In 2018, 36 out of the nation’s 50 states held elections for governor. A record-shattering 16 women were major party nominees for the position, nine of whom were successful, making the current number of female governors tied with the all-time high number set in 2004. The LGBTQ+ community also made historic strides, as Colorado’s Jared Polis became the first openly gay man to be elected governor in the United States, and Oregon’s Kate Brown, who is bisexual, was reelected in her state.

Fast forward to the 2022 elections, and 36 states will once again elect—or reelect— their governors. But who are these powerful politicians, and what were they doing before they took their states’ reigns?

Stacker analyzed the former roles every current governor had before taking office and found varying resumes, from positions as cabinet secretaries to the CEO of an ice cream company. Read on to find out where your state’s governor developed and honed the leadership skills that propelled them to public office or check out the national story here.

Mike DeWine (R-Ohio)

A native of Yellow Springs, Mike DeWine first worked for his family’s seed company loading seed bags onto truck beds and inspecting wheat fields for optimum growth. He later attended law school and became the prosecutor for Greene County. Terms in both houses of U.S. Congress followed, as well as eight years as the attorney general of Ohio.

While all 50 governors bring with them experiences from different walks of life, some share several commonalities. A total of four current governors have served in the military, and 15 were at one point the lieutenant governor of their states. Eleven governors previously served in the U.S. House of Representatives, while just one was a former U.S. senator.

Keep reading below to see the former jobs of governors of other states in your region.

Indiana

Although Indiana Gov. Eric Holcomb earned his college degree in U.S. history, he’s spent most of his career working in the political realm. He worked as a campaign manager and district director for Republican congressman John Hostettler in the late 1990s and early aughts, and then a campaign manager and deputy chief of staff for Gov. Mitch Daniels between 2003 and 2011. In 2015, he decided to run for the U.S. Senate but quit the race when then-Gov. Mike Pence asked him to be Indiana’s lieutenant governor.
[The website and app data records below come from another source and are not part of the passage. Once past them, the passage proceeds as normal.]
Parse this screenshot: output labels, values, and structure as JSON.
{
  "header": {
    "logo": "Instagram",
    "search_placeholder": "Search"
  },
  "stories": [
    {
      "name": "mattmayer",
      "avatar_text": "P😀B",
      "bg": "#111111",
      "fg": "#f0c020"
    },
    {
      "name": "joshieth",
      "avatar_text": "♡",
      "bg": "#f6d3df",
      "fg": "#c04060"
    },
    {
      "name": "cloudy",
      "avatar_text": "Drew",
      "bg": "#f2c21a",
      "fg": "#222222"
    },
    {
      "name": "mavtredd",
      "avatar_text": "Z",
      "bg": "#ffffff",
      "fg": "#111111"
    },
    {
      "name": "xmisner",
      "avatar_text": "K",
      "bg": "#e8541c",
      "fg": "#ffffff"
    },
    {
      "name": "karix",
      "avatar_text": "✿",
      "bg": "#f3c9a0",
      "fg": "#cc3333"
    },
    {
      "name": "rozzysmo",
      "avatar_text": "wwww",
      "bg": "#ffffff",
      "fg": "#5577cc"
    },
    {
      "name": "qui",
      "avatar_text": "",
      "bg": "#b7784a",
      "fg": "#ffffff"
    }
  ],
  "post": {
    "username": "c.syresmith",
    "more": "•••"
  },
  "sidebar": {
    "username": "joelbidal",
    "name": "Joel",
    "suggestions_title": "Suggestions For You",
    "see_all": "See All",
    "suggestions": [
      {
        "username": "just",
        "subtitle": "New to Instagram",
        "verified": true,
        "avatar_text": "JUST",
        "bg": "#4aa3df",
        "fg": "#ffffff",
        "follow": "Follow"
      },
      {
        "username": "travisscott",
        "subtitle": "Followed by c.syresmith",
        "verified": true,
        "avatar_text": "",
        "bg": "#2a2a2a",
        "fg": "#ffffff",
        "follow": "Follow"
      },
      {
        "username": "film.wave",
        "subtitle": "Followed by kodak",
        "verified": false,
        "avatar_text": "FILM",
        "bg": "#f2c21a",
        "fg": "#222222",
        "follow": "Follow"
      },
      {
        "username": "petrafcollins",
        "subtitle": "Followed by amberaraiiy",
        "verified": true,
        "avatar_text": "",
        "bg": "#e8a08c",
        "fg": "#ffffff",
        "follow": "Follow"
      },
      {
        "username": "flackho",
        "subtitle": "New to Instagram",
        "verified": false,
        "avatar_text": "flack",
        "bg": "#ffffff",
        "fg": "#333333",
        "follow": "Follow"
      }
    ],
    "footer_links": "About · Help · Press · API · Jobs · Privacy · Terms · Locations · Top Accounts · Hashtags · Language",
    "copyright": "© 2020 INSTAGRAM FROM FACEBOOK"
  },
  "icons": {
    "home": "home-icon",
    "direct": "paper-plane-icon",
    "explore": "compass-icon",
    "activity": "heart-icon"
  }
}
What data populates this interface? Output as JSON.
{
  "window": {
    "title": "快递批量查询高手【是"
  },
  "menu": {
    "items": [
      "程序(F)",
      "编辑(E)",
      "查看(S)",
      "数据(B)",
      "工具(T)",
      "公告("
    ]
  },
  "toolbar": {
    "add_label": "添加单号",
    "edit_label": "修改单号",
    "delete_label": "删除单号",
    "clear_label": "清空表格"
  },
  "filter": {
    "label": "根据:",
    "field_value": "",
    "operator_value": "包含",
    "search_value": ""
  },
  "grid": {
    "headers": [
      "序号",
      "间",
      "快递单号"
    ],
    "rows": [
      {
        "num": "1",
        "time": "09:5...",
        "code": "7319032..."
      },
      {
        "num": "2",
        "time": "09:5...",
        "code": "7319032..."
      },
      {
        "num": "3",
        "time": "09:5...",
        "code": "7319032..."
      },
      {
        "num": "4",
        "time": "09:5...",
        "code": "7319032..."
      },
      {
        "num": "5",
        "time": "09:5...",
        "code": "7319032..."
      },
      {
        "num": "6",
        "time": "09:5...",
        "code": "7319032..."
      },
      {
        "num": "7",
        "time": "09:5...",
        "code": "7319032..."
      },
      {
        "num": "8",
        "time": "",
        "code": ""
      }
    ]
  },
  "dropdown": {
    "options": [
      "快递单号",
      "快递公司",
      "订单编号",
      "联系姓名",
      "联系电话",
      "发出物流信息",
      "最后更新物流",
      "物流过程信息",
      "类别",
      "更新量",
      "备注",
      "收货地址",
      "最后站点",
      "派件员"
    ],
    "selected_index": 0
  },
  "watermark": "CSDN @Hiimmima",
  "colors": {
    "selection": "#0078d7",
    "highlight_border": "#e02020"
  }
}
Kentucky

Andy Beshear spent the early days of his legal career in Washington D.C. at a large international firm. But he eventually moved back home to Kentucky, where he worked as a lawyer until he ran for attorney general in 2015. He won that election and stayed in office until he ran for governor of Kentucky, an office his father Steve Beshear also held from 2007 to 2015.